“Do you fools listen to music or do you just skim through it?”- Jay-Z “Renegade”
I’ve been giving this quote by Jay-Z a lot of thought lately. I know it’s Thanksgiving weekend and all, and nobody wants to think about anything except Turkey (I can’t blame you).
But seriously, how much time do you really spend listening to the music that artists try to offer up for your consumption? Lately, I’ve been shying away from downloading music illegally. The past couple of months actually. The only stuff I’ve been grabbing online has been mixtapes and things that are put on the net specifically to be shared.
It’s not that I don’t want to contribute to the inevitable downfall of the traditional brick and mortar music business. I actually want that business model to break completely. It’s just, I want to give music it’s proper respect, and the attention it deserves.

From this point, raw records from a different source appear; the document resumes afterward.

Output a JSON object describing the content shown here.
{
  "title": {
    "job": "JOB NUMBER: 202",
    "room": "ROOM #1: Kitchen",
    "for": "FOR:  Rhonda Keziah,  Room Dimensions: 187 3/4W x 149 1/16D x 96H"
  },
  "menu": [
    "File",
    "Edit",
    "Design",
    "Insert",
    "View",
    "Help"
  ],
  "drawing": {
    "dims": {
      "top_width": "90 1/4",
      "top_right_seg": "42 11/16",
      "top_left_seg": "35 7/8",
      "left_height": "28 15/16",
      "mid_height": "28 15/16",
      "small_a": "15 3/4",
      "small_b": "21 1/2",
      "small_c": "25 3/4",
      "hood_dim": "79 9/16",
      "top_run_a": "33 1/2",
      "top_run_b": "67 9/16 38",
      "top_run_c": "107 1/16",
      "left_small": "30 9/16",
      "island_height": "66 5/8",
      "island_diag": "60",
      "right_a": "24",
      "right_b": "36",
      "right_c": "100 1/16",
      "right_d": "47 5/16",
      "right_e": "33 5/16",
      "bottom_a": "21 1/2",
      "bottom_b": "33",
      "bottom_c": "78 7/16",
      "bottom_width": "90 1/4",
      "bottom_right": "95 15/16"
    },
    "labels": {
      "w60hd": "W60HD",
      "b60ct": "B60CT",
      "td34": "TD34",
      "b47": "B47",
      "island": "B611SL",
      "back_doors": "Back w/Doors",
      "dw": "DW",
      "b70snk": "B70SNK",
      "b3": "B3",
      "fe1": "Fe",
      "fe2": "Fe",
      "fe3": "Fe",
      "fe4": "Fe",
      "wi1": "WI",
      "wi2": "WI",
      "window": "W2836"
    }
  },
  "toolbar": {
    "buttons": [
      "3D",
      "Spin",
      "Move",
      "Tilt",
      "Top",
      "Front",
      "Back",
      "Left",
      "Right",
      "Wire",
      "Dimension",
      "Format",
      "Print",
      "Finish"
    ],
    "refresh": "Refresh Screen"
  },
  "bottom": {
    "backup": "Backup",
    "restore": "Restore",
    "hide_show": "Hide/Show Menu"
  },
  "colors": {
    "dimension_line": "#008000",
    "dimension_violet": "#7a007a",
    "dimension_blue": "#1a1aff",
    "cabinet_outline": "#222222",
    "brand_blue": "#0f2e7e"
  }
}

It sort of bothers me that an artist can sit in a studio for 9 months, maybe a year, maybe even longer, and try to create something– anything really– and in the span of a minute I can download that project for free, listen to each song for a couple of seconds, and if I don’t like it I can just delete the files from my computer. Or if I love it, I can send it to all my friends, with no real compensation handed to anyone who was involved in making the record.
What I’m talking about is obviously an oldschool way of thinking about music, and I gather that I’m in the minority on this, at least as a journalist and person who receives compensation as a critic of music. But as someone who also works on the creative side of the business, as well as in other aspects, it’s really disheartening to see how disposable people’s creative work has become. I don’t think writers and critics, and pretty much everyone who treats the music in such a disposable way, really understand the sheer man hours that go into making a piece of recorded music.
Those were the thoughts that I had this past weekend, when I listened to two very different albums, through streaming them on their individual myspace pages, respectively. They were the new Kanye West album, 808s and Heartbreak, and the new Guns N Roses album, Chinese Democracy. Now I know this is a blog on a hip-hop website, but above and beyond rap, I’m a music lover and creator before anything else in life. I listen to and appreciate everything.
So we have two albums. 808s and Heartbreak was supposedly recorded in Hawaii in a span of three weeks. Chinese Democracy was recorded over a span of 15 years. Everyone in the world, but most particularly in the music and media business, has their 2 cents to offer on both of these records.
How are they related?
Other than the fact that they both dropped this week, they’re both incredibly good. I’ve always been a big GnR fan, and with everyone saying their record is overproduced, I can’t help but feel like critics just have to say something negative about this album, no matter how great it actually is. Kanye West’s album, though, is largely underproduced. And people are citing that fact as one of its sticking points as well, when in actuality it’s probably the project’s biggest asset.
Point being, an artist really can’t please everyone. They can try to appease the label and the public, like so many do, but that’s usually the cause of their epic fail.
When Van Gogh was painting, do you think he was in his studio thinking, “Man, if I put this color here, it’ll make the bitches in the gallery go crazy.” No. Not in the least bit. But I’m sure that if he knew his work would only be glanced at for a few seconds, only to be moved on to the next one, it might have made him go crazy. Actually, he did go crazy, but that’s another story.
Point is, whether the music takes 15 days or 15 years to make, we as fans and critics alike, need to respect the creator’s vision, and really acknowledge just much time and energy goes into bringing it to us. And give it the proper attention. Really listen to it, not skim through it.
I remember friends of mine in the 90s buying CDs and skimming through them. It was the start of music becoming disposable art. Everyone had an opinion, without actually listening.
When I listened to Kanye’s album, I had to take it back to living at home, in my bedroom, to being a fan again. I had to just shut the lights off and turn the music high high high-er. Just so I could give it the respect I feel anyone who truly makes music would want it to have. Same with Chinese Democracy. I definitely feel like I soaked up their creative offerings a lot more having treated their music that way. If I were sitting on the computer multi-tasking, listening between emails and phone calls, or maybe even driving through heavy traffic, stopping and starting at lights, I might not have felt the same.
It kind of sucks that as a society we’re too busy to really pay attention to our musicians. I think they at least deserve that much, no?
I kind of noticed it the other day at Atlantic, when I was in their conference room with a bunch of other industry folks to hear snippets of Plies newest LP, The Realest. People were definitely talking over his music, and he was right in front of them! Now maybe what Plies is saying on record isn’t important enough for people to stop talking about the latest industry fuckery (or what people ate for breakfast), but still, it’s kinda lame.
How do you listen to your music… do you actually listen or do you just check each track for a hot beat and skip to the next song if it doesn’t peak your interest?